_Exercise objective_
Retype every record exactly. Skip the images.

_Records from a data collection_
▬▬▬▬▬▬

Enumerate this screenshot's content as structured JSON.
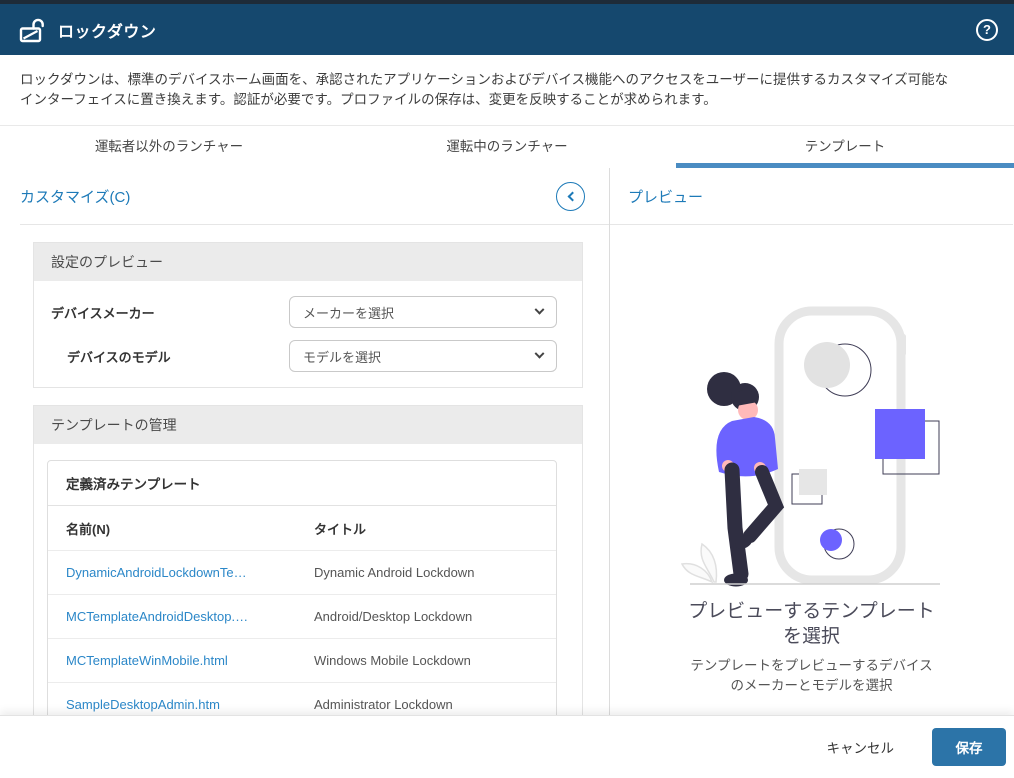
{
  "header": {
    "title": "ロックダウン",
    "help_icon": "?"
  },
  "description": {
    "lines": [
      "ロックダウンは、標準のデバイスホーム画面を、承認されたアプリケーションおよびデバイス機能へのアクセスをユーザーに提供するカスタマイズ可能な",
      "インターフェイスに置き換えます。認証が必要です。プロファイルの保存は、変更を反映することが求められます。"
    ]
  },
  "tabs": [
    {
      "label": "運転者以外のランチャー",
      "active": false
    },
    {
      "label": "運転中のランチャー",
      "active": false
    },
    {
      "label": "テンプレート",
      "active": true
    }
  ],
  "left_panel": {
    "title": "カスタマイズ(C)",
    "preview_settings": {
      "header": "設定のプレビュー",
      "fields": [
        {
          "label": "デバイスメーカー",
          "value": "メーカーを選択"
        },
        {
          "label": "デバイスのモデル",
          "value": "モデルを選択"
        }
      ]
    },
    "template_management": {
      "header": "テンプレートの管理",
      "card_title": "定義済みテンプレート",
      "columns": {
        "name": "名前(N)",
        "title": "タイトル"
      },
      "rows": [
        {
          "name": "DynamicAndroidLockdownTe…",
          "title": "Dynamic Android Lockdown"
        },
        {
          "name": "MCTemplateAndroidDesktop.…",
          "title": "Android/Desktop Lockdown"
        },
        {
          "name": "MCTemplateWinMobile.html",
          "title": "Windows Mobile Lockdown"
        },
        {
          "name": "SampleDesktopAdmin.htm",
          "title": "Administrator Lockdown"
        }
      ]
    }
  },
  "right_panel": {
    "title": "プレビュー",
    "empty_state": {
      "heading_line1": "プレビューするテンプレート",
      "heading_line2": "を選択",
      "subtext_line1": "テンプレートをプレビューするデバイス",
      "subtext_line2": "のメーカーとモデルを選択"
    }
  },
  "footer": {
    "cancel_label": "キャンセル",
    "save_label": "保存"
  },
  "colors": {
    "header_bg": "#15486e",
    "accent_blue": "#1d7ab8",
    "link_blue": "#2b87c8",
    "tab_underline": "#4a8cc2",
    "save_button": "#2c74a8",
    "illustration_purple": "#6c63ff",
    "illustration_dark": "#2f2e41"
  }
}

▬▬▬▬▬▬

_Final answer_
Enumerate this screenshot's content as structured JSON.
{
  "header": {
    "title": "ロックダウン",
    "help_icon": "?"
  },
  "description": {
    "lines": [
      "ロックダウンは、標準のデバイスホーム画面を、承認されたアプリケーションおよびデバイス機能へのアクセスをユーザーに提供するカスタマイズ可能な",
      "インターフェイスに置き換えます。認証が必要です。プロファイルの保存は、変更を反映することが求められます。"
    ]
  },
  "tabs": [
    {
      "label": "運転者以外のランチャー",
      "active": false
    },
    {
      "label": "運転中のランチャー",
      "active": false
    },
    {
      "label": "テンプレート",
      "active": true
    }
  ],
  "left_panel": {
    "title": "カスタマイズ(C)",
    "preview_settings": {
      "header": "設定のプレビュー",
      "fields": [
        {
          "label": "デバイスメーカー",
          "value": "メーカーを選択"
        },
        {
          "label": "デバイスのモデル",
          "value": "モデルを選択"
        }
      ]
    },
    "template_management": {
      "header": "テンプレートの管理",
      "card_title": "定義済みテンプレート",
      "columns": {
        "name": "名前(N)",
        "title": "タイトル"
      },
      "rows": [
        {
          "name": "DynamicAndroidLockdownTe…",
          "title": "Dynamic Android Lockdown"
        },
        {
          "name": "MCTemplateAndroidDesktop.…",
          "title": "Android/Desktop Lockdown"
        },
        {
          "name": "MCTemplateWinMobile.html",
          "title": "Windows Mobile Lockdown"
        },
        {
          "name": "SampleDesktopAdmin.htm",
          "title": "Administrator Lockdown"
        }
      ]
    }
  },
  "right_panel": {
    "title": "プレビュー",
    "empty_state": {
      "heading_line1": "プレビューするテンプレート",
      "heading_line2": "を選択",
      "subtext_line1": "テンプレートをプレビューするデバイス",
      "subtext_line2": "のメーカーとモデルを選択"
    }
  },
  "footer": {
    "cancel_label": "キャンセル",
    "save_label": "保存"
  },
  "colors": {
    "header_bg": "#15486e",
    "accent_blue": "#1d7ab8",
    "link_blue": "#2b87c8",
    "tab_underline": "#4a8cc2",
    "save_button": "#2c74a8",
    "illustration_purple": "#6c63ff",
    "illustration_dark": "#2f2e41"
  }
}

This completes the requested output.